On Tuesday, January 9, Gucci hosted an opening event for Gucci Garden in Florence. The brand new space is designed by the fashion house’s Creative Director Alessandro Michele, present at the evening celebration alongside Trevor Andrew (AKA GucciGhost), Massimo Bottura, Maria Luisa Frisa, Coco Capitán, Amanda Charchian, Helen Downie (AKA Unskilled Worker), Jayde Fish, Angelica Hicks, Ignasi Monreal, William Ndatira, John Yuyi, and others.
Michele’s concept for Gucci Garden is one brimming with imagination, possibility, and life (full of flora and fauna, of course). It’s both a celebration of the brand’s rich heritage, and a space to dream of its future, with a focus on a unique visitor experience.

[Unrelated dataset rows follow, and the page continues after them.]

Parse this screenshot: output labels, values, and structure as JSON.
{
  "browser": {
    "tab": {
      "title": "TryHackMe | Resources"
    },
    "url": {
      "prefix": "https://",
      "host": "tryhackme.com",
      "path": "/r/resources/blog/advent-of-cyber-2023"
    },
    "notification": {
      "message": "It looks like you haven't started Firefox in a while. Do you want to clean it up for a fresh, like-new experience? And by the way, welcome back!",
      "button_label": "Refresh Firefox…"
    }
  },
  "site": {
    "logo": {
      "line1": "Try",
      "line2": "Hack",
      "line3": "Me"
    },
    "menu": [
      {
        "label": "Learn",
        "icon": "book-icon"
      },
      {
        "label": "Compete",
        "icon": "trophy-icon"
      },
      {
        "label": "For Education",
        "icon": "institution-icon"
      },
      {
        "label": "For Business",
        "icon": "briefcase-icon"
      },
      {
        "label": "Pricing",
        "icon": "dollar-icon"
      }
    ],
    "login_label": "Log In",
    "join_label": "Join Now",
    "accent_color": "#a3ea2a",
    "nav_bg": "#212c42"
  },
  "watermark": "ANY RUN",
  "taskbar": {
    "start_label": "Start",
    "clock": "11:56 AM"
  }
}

Housed in the ancient Palazzo della Mercanzia in the Piazza della Signoria, Gucci Garden includes a restaurant, boutique, and gallery. The bright boutique on the first floor takes over two rooms devoted to an exclusive Gucci Garden collection. All items—including clothing, shoes, bags, home goods, books, and stationary—are only available in Florence and no other Gucci store, creating a unique shopping experience for visitors. Bright walls, hand-painted floors, found hutches and wardrobes, tables with upholstered display cases, and one-of-a-kind mannequins and hangers, provide the backdrop to embellished silk bombers, custom jewelry, cat and bat embossed leather goods, embroidered garments, and Gucci-Garden themed accessories. An image of an eye illustrated in black against a pink backdrop is seen on several new items, as well as acting as a beacon in the form of a neon sign on the exterior of the building.
Also on the first floor is Gucci Osteria, a restaurant from chef Massimo Bottura (known for the three-Michelin-star Osteria Francescana). He designed an international menu, that mixes classic Italian dishes with new takes on staples from around the world like hot dogs, burgers, buns, and tostadas. “The restaurant is a reminder that Florence has always been a center of cultural exchange, particularly during the Renaissance,” said Botturo in a statement. Moss green walls and deep teal banquets complement a border of gold letters that spell out lines from a 15th-century song by Lorenzo de’ Medici. Large crests of butchers, bakers, cobblers, and more line the walls in homage to the merchants who occupied the space so many years ago.
The upper two floors are devoted to the Gucci Garden Galleria, curated by fashion critic Maria Luisa Frisa, the head of the Fashion Design and Multimedia Arts BA degree course at Iuav University in Venice. The current exhibition was designed to be interactive and intentionally not chronological. Instead, she focused on a set of themes mixing past with present, to better give visitors an idea of the experimentation, inspiration, and laboratory-like approach to the fashion house and Alessandro Michele’s creative process.
Recent designs by Michele are mixed with examples of pieces by Tom Ford, Frida Giannini, and looks from the 70s. We see older Gucci monograms—between red dolphins, within a multi-colored cube, in script—for the first time, looking surprisingly of the moment. Historic trunks and luggage relate anew to today’s codes of the horseshoe and bamboo handle. Video displays of social media campaigns, advertisements, and atelier footage complement digital animations of snakes, birds, and butterflies. Walls are covered in work by artist collaborators Coco Capitán, Trevor Andrew, and Jayde Fish. Befitting of the name “Gucci Garden,” two rooms are devoted to the plants and animals that have long served as an inspiration for the house, and certainly plays a huge role in Michele’s collections.
Gucci Garden is now open to the public in its new permanent home, offering visitors a truly contemporary take on the heritage museum. Instead of bogging down visitors with brand history and celebrity culture, it provides a space to indulge the palate, satisfy the aesthete, and inspire the dream of fashion.